The next film Elliott produced, which will be premiering in May, has the working title “Discontent.” It follows a young girl in small town America who is forced to grapple with different manifestations of toxic masculinity expressed by powerful men in her life. Ultimately, the main character exerts her power and independence and finds, in her refusal to accept gendered oppression, her own freedom.

Elliott is currently involved in producing a second Advanced Practicum film, titled “See Me,” which follows a young boy who lives with his older brother in his journey to build sustainable and meaningful relationships in his life. Elliott describes the film as “a story of looking for a male role model in a world [partially defined by its] evil.”

Elliott thinks big and has even bigger dreams: she hopes to conclude her senior year, secure an industry internship, and, one day, produce a big-budget period piece. “Overseeing writing, creative development, and design for something like that would be the dream!”

For now, Elliott’s creative vision has already put her on the industry map. A participant in the Coca-Cola Regal Films Program for the second year in a row, Elliott has also twice made it into the top 15 schools in a competition for a creative 30-second spot featuring Coca-Cola. This year’s submission, called “Magic,” is quite promising—it’s currently in the editing process and Elliott and her team will be flown out to New York for a coloring session given to finalists.
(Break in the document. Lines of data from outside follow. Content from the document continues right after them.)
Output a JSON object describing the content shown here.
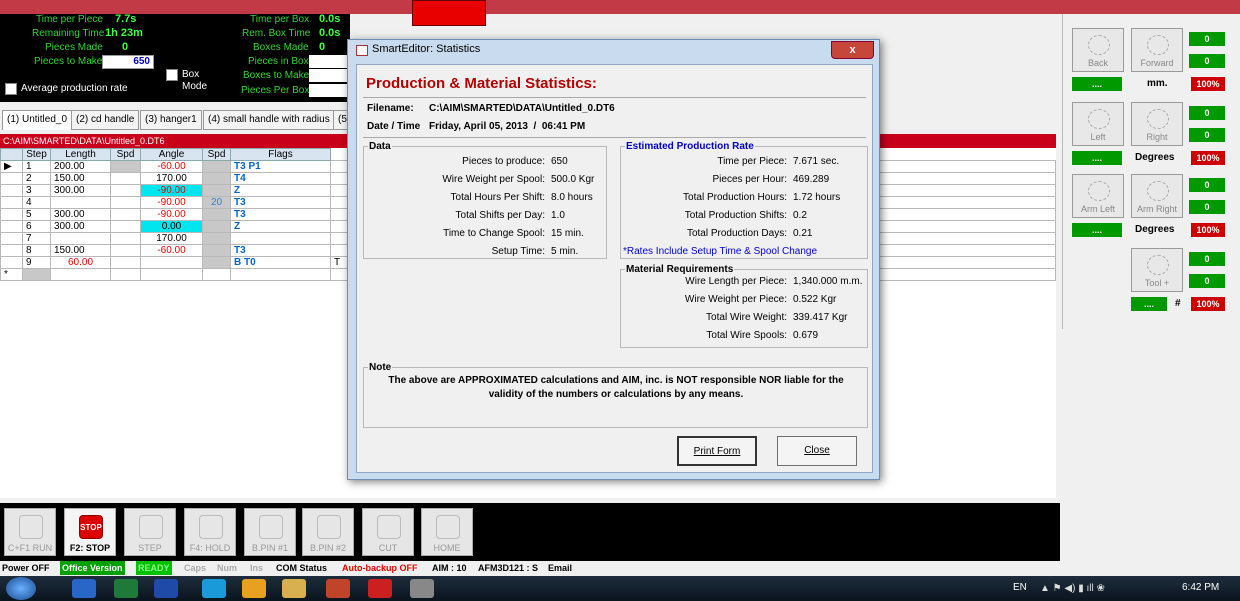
{
  "stats": {
    "time_per_piece_label": "Time per Piece",
    "time_per_piece": "7.7s",
    "remaining_time_label": "Remaining Time",
    "remaining_time": "1h 23m",
    "pieces_made_label": "Pieces Made",
    "pieces_made": "0",
    "pieces_to_make_label": "Pieces to Make",
    "pieces_to_make": "650",
    "time_per_box_label": "Time per Box",
    "time_per_box": "0.0s",
    "rem_box_time_label": "Rem. Box Time",
    "rem_box_time": "0.0s",
    "boxes_made_label": "Boxes Made",
    "boxes_made": "0",
    "pieces_in_box_label": "Pieces in Box",
    "boxes_to_make_label": "Boxes to Make",
    "pieces_per_box_label": "Pieces Per Box",
    "box_mode_label_1": "Box",
    "box_mode_label_2": "Mode",
    "avg_rate_label": "Average production rate"
  },
  "tabs": [
    "(1) Untitled_0",
    "(2) cd handle",
    "(3) hanger1",
    "(4) small handle with radius",
    "(5"
  ],
  "path": "C:\\AIM\\SMARTED\\DATA\\Untitled_0.DT6",
  "grid": {
    "headers": [
      "Step",
      "Length",
      "Spd",
      "Angle",
      "Spd",
      "Flags"
    ],
    "rows": [
      {
        "step": "1",
        "length": "200.00",
        "angle": "-60.00",
        "spd2": "",
        "flags": "T3 P1"
      },
      {
        "step": "2",
        "length": "150.00",
        "angle": "170.00",
        "spd2": "",
        "flags": "T4"
      },
      {
        "step": "3",
        "length": "300.00",
        "angle": "-90.00",
        "spd2": "",
        "flags": "Z"
      },
      {
        "step": "4",
        "length": "",
        "angle": "-90.00",
        "spd2": "20",
        "flags": "T3"
      },
      {
        "step": "5",
        "length": "300.00",
        "angle": "-90.00",
        "spd2": "",
        "flags": "T3"
      },
      {
        "step": "6",
        "length": "300.00",
        "angle": "0.00",
        "spd2": "",
        "flags": "Z"
      },
      {
        "step": "7",
        "length": "",
        "angle": "170.00",
        "spd2": "",
        "flags": ""
      },
      {
        "step": "8",
        "length": "150.00",
        "angle": "-60.00",
        "spd2": "",
        "flags": "T3"
      },
      {
        "step": "9",
        "length": "60.00",
        "angle": "",
        "spd2": "",
        "flags": "B T0"
      }
    ],
    "new_row_marker": "*",
    "row9_extra": "T"
  },
  "right_panel": {
    "back": "Back",
    "forward": "Forward",
    "mm": "mm.",
    "left": "Left",
    "right": "Right",
    "degrees1": "Degrees",
    "arm_left": "Arm Left",
    "arm_right": "Arm Right",
    "degrees2": "Degrees",
    "tool": "Tool +",
    "hash": "#",
    "zero": "0",
    "pct": "100%",
    "dots": "...."
  },
  "toolbar": [
    {
      "label": "C+F1 RUN"
    },
    {
      "label": "F2: STOP"
    },
    {
      "label": "STEP"
    },
    {
      "label": "F4: HOLD"
    },
    {
      "label": "B.PIN #1"
    },
    {
      "label": "B.PIN #2"
    },
    {
      "label": "CUT"
    },
    {
      "label": "HOME"
    }
  ],
  "stop_text": "STOP",
  "statusbar": {
    "power": "Power OFF",
    "office": "Office Version",
    "ready": "READY",
    "caps": "Caps",
    "num": "Num",
    "ins": "Ins",
    "com": "COM Status",
    "autobackup": "Auto-backup OFF",
    "aim": "AIM : 10",
    "afm": "AFM3D121 : S",
    "email": "Email"
  },
  "taskbar": {
    "lang": "EN",
    "time": "6:42 PM"
  },
  "dialog": {
    "title": "SmartEditor: Statistics",
    "heading": "Production & Material Statistics:",
    "filename_label": "Filename:",
    "filename": "C:\\AIM\\SMARTED\\DATA\\Untitled_0.DT6",
    "datetime_label": "Date / Time",
    "datetime": "Friday, April 05, 2013  /  06:41 PM",
    "data_legend": "Data",
    "data_rows": [
      {
        "label": "Pieces to produce:",
        "value": "650"
      },
      {
        "label": "Wire Weight per Spool:",
        "value": "500.0 Kgr"
      },
      {
        "label": "Total Hours Per Shift:",
        "value": "8.0 hours"
      },
      {
        "label": "Total Shifts per Day:",
        "value": "1.0"
      },
      {
        "label": "Time to Change Spool:",
        "value": "15 min."
      },
      {
        "label": "Setup Time:",
        "value": "5 min."
      }
    ],
    "rate_legend": "Estimated Production Rate",
    "rate_rows": [
      {
        "label": "Time per Piece:",
        "value": "7.671 sec."
      },
      {
        "label": "Pieces per Hour:",
        "value": "469.289"
      },
      {
        "label": "Total Production Hours:",
        "value": "1.72 hours"
      },
      {
        "label": "Total Production Shifts:",
        "value": "0.2"
      },
      {
        "label": "Total Production Days:",
        "value": "0.21"
      }
    ],
    "rate_note": "*Rates Include Setup Time & Spool Change",
    "material_legend": "Material Requirements",
    "material_rows": [
      {
        "label": "Wire Length per Piece:",
        "value": "1,340.000 m.m."
      },
      {
        "label": "Wire Weight per Piece:",
        "value": "0.522 Kgr"
      },
      {
        "label": "Total Wire Weight:",
        "value": "339.417 Kgr"
      },
      {
        "label": "Total Wire Spools:",
        "value": "0.679"
      }
    ],
    "note_legend": "Note",
    "note_line1": "The above are APPROXIMATED calculations and AIM, inc. is NOT responsible NOR liable for the",
    "note_line2": "validity of the numbers or calculations by any means.",
    "print_button": "Print Form",
    "close_button": "Close",
    "x": "x"
  }
}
The process has educated Elliott on working with various clients, taking notes on production, and working creatively and collaboratively to make engaging content. Elliott credits her time at Columbia for much of her success. As she tell other students, “You have the power [at Columbia] to make filmmaking a really positive experience for everybody. And the answer can lie in you.” Mia Elliott has those answers—answers we will be seeing on the big screen very, very soon.